Adulthood may be subdivided into the separate stages of «Prime» (also referred to as maximum performance age), «Transition or degeneration age», and «Senescence» or old age. Adulthood prime (maximal performance age) begins when growth in height terminates or the velocity slows to an almost imperceptible rate. For women this occurs, on average, by 18-20 years and for men the typical ages are 20-23 years. The Prime adult years continue until about age 30-35 years in both sexes. These years are notable for their stability and predictability in physical and cognitive performance, also called homeostasis by biologists. Prime adults have considerable resilience to insults from injury and illness. Mental, emotional, physical, social, and economic skills achieve maximum functioning. Linguistic abilities in all aspects of spoken language are fully mature, written language (when present) may improve throughout the adult stage. Prime adults are best suited to apply their physical, social, economic, linguistic, and cognitive abilities to success in mating, reproduction and care of offspring. In brief, prime adulthood is about reproduction and production.

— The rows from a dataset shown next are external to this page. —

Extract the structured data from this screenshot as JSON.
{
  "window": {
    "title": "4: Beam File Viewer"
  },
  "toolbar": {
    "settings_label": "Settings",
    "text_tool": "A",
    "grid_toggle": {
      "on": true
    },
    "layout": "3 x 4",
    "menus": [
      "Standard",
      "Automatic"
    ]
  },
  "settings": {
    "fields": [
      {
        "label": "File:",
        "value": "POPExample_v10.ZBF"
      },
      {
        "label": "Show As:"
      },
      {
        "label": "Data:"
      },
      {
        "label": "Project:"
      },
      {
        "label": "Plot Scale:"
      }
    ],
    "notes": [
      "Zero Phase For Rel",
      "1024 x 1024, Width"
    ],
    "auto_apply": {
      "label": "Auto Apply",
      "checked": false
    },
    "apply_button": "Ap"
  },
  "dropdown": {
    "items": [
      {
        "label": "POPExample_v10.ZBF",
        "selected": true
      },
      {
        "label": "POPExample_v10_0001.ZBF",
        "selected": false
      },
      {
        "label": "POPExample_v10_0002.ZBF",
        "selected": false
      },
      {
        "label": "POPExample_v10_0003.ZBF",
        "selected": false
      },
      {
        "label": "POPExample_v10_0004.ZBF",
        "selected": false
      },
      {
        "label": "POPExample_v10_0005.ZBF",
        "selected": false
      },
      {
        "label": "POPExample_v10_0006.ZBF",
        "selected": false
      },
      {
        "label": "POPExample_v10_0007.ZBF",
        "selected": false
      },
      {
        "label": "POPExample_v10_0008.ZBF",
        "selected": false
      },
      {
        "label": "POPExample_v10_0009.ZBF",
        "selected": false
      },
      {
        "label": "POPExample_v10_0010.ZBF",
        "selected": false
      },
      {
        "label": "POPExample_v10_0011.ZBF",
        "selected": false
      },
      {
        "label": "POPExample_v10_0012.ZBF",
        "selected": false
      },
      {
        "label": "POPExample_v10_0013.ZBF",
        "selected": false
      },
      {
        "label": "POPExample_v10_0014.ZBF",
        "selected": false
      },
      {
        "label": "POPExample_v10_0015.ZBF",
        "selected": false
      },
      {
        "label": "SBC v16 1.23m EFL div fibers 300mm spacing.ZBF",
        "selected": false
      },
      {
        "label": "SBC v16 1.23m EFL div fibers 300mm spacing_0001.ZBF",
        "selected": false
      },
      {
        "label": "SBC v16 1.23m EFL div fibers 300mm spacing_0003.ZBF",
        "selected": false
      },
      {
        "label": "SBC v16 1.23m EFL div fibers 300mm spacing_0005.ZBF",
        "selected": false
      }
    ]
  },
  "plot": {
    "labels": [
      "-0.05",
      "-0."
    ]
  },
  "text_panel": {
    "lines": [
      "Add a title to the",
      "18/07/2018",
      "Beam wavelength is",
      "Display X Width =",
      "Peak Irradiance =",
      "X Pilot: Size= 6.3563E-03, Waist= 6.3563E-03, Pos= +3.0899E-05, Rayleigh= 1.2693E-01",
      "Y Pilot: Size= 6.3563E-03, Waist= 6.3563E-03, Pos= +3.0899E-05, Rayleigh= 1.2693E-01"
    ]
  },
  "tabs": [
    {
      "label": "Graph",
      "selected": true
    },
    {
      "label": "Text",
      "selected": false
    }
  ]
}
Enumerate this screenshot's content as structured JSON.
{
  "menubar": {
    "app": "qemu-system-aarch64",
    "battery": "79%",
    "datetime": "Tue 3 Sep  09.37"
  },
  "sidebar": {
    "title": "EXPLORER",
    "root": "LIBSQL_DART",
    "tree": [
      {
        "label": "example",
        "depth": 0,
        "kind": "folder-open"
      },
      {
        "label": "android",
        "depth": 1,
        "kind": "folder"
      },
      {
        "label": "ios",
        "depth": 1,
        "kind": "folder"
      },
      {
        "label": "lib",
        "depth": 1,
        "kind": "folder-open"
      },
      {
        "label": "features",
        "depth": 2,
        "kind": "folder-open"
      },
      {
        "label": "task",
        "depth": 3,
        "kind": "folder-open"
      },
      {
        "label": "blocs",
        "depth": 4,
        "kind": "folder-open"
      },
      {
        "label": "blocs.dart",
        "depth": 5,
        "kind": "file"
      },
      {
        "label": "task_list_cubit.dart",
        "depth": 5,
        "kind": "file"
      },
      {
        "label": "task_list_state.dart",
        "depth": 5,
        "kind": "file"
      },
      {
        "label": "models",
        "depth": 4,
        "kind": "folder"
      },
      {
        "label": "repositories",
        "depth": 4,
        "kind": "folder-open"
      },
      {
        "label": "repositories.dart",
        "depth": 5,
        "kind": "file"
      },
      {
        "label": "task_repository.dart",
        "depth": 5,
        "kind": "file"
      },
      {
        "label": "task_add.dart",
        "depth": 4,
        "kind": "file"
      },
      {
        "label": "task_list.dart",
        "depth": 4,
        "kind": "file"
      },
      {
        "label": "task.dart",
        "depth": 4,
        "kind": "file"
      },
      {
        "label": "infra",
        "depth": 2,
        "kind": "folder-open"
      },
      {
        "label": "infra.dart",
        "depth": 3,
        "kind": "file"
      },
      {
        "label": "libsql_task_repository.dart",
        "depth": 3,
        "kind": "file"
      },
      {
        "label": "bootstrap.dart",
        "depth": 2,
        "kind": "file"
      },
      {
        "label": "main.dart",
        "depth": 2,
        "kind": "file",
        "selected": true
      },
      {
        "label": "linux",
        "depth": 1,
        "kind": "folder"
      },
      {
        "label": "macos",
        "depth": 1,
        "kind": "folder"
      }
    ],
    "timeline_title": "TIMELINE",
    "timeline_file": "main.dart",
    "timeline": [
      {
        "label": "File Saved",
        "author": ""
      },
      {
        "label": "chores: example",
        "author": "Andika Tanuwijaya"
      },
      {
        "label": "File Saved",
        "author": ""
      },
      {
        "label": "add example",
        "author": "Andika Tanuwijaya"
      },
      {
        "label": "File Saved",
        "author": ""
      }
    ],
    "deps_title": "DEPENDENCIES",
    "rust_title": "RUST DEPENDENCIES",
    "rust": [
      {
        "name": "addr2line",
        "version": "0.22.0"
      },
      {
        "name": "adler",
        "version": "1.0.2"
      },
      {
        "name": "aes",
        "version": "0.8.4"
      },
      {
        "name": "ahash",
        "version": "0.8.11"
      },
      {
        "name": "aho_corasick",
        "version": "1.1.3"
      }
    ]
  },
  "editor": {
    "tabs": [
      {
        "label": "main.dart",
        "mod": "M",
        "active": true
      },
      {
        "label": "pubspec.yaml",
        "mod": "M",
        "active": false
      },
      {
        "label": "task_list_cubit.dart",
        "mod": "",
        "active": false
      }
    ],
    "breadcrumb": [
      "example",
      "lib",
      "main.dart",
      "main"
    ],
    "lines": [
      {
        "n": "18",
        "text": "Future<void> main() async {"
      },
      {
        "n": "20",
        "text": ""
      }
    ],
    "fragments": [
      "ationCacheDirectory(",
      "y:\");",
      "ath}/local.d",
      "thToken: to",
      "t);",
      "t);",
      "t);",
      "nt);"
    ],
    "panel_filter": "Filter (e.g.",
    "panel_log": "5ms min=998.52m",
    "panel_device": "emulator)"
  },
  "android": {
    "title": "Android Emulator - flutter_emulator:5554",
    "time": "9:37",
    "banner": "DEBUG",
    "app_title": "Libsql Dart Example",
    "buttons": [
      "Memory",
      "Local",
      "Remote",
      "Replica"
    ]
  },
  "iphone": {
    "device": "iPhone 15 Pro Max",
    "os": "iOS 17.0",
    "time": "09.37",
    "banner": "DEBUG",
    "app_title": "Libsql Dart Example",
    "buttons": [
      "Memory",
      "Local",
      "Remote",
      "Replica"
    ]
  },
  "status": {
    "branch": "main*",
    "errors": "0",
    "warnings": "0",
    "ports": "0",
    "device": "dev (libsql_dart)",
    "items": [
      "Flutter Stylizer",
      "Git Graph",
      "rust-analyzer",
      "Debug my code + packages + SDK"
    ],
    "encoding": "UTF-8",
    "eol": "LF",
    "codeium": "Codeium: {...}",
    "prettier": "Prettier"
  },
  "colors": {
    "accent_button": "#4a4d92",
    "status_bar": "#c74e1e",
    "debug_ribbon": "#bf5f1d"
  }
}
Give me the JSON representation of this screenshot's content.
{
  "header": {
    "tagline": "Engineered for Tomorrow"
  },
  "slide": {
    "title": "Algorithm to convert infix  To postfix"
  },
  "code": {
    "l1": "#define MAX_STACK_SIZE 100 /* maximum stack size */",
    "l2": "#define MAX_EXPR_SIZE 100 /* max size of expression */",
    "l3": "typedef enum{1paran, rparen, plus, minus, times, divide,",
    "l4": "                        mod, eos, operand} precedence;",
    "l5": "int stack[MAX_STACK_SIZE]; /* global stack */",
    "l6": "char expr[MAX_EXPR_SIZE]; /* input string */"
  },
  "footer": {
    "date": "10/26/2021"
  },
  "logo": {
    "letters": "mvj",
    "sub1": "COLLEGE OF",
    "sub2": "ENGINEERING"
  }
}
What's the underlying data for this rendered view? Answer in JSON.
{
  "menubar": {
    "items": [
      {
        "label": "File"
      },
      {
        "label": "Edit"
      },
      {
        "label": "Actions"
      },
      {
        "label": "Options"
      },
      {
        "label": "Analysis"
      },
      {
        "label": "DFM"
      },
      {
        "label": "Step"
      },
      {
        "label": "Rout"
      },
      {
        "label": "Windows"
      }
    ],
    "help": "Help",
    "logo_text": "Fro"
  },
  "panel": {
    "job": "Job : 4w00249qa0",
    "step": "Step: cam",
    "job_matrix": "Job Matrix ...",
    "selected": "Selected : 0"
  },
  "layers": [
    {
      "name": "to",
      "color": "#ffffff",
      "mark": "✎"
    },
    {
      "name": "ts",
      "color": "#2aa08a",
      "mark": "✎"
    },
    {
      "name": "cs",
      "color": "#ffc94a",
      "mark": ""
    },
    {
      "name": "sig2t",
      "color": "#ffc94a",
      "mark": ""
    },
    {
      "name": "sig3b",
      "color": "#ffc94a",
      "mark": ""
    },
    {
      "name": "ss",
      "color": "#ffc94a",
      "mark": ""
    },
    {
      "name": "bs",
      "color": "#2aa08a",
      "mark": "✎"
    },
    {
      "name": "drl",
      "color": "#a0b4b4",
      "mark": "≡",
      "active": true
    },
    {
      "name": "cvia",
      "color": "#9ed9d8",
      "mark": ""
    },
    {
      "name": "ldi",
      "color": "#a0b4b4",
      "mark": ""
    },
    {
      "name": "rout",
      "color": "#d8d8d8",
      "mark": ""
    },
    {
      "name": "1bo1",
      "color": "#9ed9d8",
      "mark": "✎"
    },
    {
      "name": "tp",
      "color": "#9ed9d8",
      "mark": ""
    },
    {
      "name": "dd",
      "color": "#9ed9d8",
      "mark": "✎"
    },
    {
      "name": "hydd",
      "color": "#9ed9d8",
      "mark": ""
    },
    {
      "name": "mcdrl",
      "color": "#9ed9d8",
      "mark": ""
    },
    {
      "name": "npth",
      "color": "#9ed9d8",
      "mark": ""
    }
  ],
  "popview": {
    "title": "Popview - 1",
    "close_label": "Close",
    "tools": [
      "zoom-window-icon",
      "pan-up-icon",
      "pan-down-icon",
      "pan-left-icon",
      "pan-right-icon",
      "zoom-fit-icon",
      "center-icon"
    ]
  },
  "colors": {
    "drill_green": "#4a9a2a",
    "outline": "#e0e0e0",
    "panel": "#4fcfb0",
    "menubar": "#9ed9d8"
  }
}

The images above reflect the reproduction and offspring care of Prime adults. «Mother and child» is an Indian stone relief carving from the 11th or 12th century A.D. This is one of a special group of sculptures where a reclining, bejewelled female figure is shown on a cot, her head placed on the left hand and a lily (utpala) held in the righthand, while an infant is shown lying close to her. A female attendant shampoos her left foot. According to art historian Gouriswar Bhattacharya in the chapter Iconography of stone sculptures (in History of Bangladesh. Early Bengal in regional Perspectives (up to c. 1200 CE) (2018) the mother figure is Gauri and the infant is the newborn Siva. The size difference between the attendant and the mother suggests that the mother is of much higher social status, reinforcing the interpretation that she is a goddess. The mother seems to be admiring her infant. It is not clear is breast-feeding is finished or is about to occur.
The bottom two images leave no doubt that breast-feeding is taking place, at least the ideology of breast-feeding! On the left is a 1993 print ad featuring a model simulating the breastfeeding of a «Rent-a-Baby». The ad campaign was intended to sell Bisou Bisou’s trendy clothing. The simulation of breast-feeding was to draw attention. On her website Mamas Milk No Chaser’ writes, «In November, 2014 (more than two decades after its original release) the ad became the featured campaign on the clothing brand’s web site. Perhaps attempting to ride the coattails of breastfeeding as it recently came back into fashion, but no harm done —any kind of normalization is still normalization. So thank you, BB!». On the right is an example from photographer/daddy Hector Cruz’s campaign in support of breastfeeding Project: Breastfeeding. It is reported that Cruz’s wife struggled with nursing their infant: «Cruz hoped to get people talking about how much help new breastfeeding mothers actually DO need (a lot!) and get their non-lactating partners to start questioning how they CAN help. However, I’m curious as to why he couldn’t reserve billboard space to show dads scrubbing dishes, brewing a pot of lactation tea, or handling calls from the lactation consultant while their partners breastfeed the baby?» Indeed, men in their prime adult years can provide these and many other important forms of physical, economic, social, and emotional support to their partners and offspring. [Barry Bogin]